From the Portrait Subject: Claire Dunne OAM

Connection between my brother and Sinead was initiated before I became aware of it. I was immediately struck by the storyline of Paul following his instincts, Archibald double-finalist Sinead Davies being Irish, and me being presented with an idea that I would never have thought of for myself; something new opening that I agreed to and trusted, especially after the first marathon meeting with Sinead.

The second, in a Sydney deluge that eventually dripped into my dining room, was all work, ‘no talking’ she said. In the midst of cups of tea and Boland’s fig roll biscuits, I did sing the spontaneous music that emerged on my visit to Yeats Inishfree country and stood for the more than 100 ‘forensic’ photographs about my head.

For the concluding pencil sketches, I sat opposite Sinead in silent ‘direct gaze’, passive participant and active observer in one, whilst making a prayer that her hand be guided well as it measured space, perspective and human atmosphere, delivered in rapid strokes onto large sketching pad. Progressive development sketches, generously shared, gave an idea of what was shaping up, but not of the final work.

Sinead is an artist who, in seeking, and following, the lead of the creative process, also takes on its risks. Though I was originally dressed in emerald green, the artist’s journey led her to paint purple, in an interactive process between painter and subject that unconsciously linked with the prominent role that colour played in my inner life of that year, with a subsequent  emergence of poetry in Japanese Zen style. It was, she said, a painting ‘I struggled with more than any other’, an artistic mark of integrity in itself that often brings something ‘more’ with it; in this case, including a pre-figuring of aspects of me that have yet to emerge in public. My emerald green earrings remain thankfully intact.

The resulting classic portrait generates enthusiastic response from family and friends far afield, the most telling comment coming from Australian art critic Sasha Grishin: ‘it grows on you as you spend time with it, but strictly needs to be seen in the flesh.’

It can be seen at the Archibald Exhibition 2020 in the Art Gallery of NSW. To add the third leaf to the present shamrock, John Archibald who founded Australia’s most popular portrait competition in 1921, was born in Kildare (now Geelong West), to his Irish mother, Charlotte Jane Madden, and father Joseph Feltham Archibald.    

I am currently toiling with a poetic memoir of consciousness that feels as if it might never finish. My life and work have taken me from Irish roots, through multiculture into a universal unity of all life.

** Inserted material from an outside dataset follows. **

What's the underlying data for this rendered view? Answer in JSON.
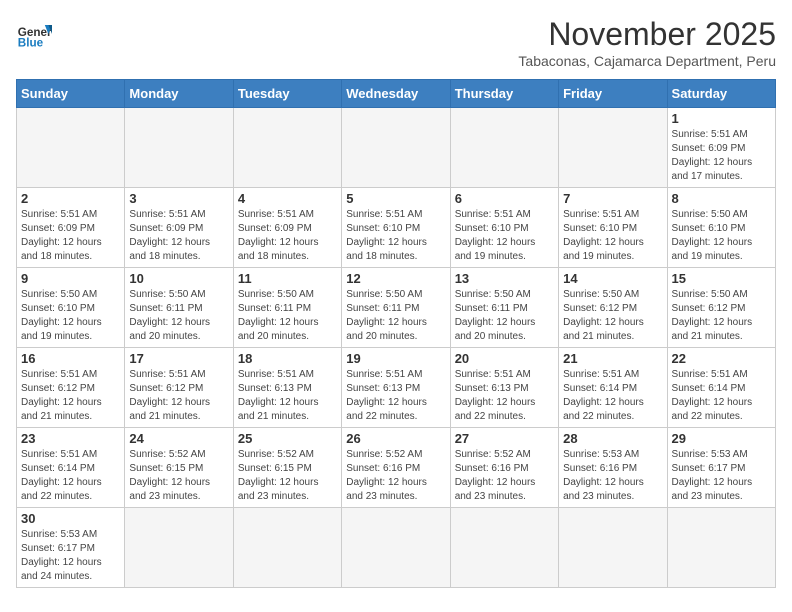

An ‘idiosyncratic’ career grew from Dublin SP betting firm and secretary to a psychiatrist, to Qantas air hostess, TV weather girl, film actress and radio documentary maker, to Foundation Director of ethnic radio stations that became SBS, founder/broadcaster SBS first Irish language programme 2EA; and author of People Under the Skin: an Irish immigrant’s experience of Aboriginal Australia; Mary MacKillop: No Plaster Saint and Carl Jung: Wounded Healer of the Soul which has been published in USA and UK, and translated into Asian, Middle Eastern, European and South American languages.

The Archibald Portrait Prize 2020 is held at The Art Gallery of New South Wales from 26 September to 10 January 2021.

The exhibition will travel to the following venues:

Tweed Regional Gallery & Margaret Olley Art Centre   22 Jan -7 March 2021

Cairns Art Gallery, Cairns                                                      19 March-2 May 2021

Griffith Regional Art Gallery                                                  14 May-27 June 2021

Broken Hill Regional Art Gallery                                            9 July-22 Aug 2021

Shoalhaven Regional Gallery                                              3 Sept-17 Oct 2021 

Penrith Regional Gallery                                               29 Oct-5 Dec 2021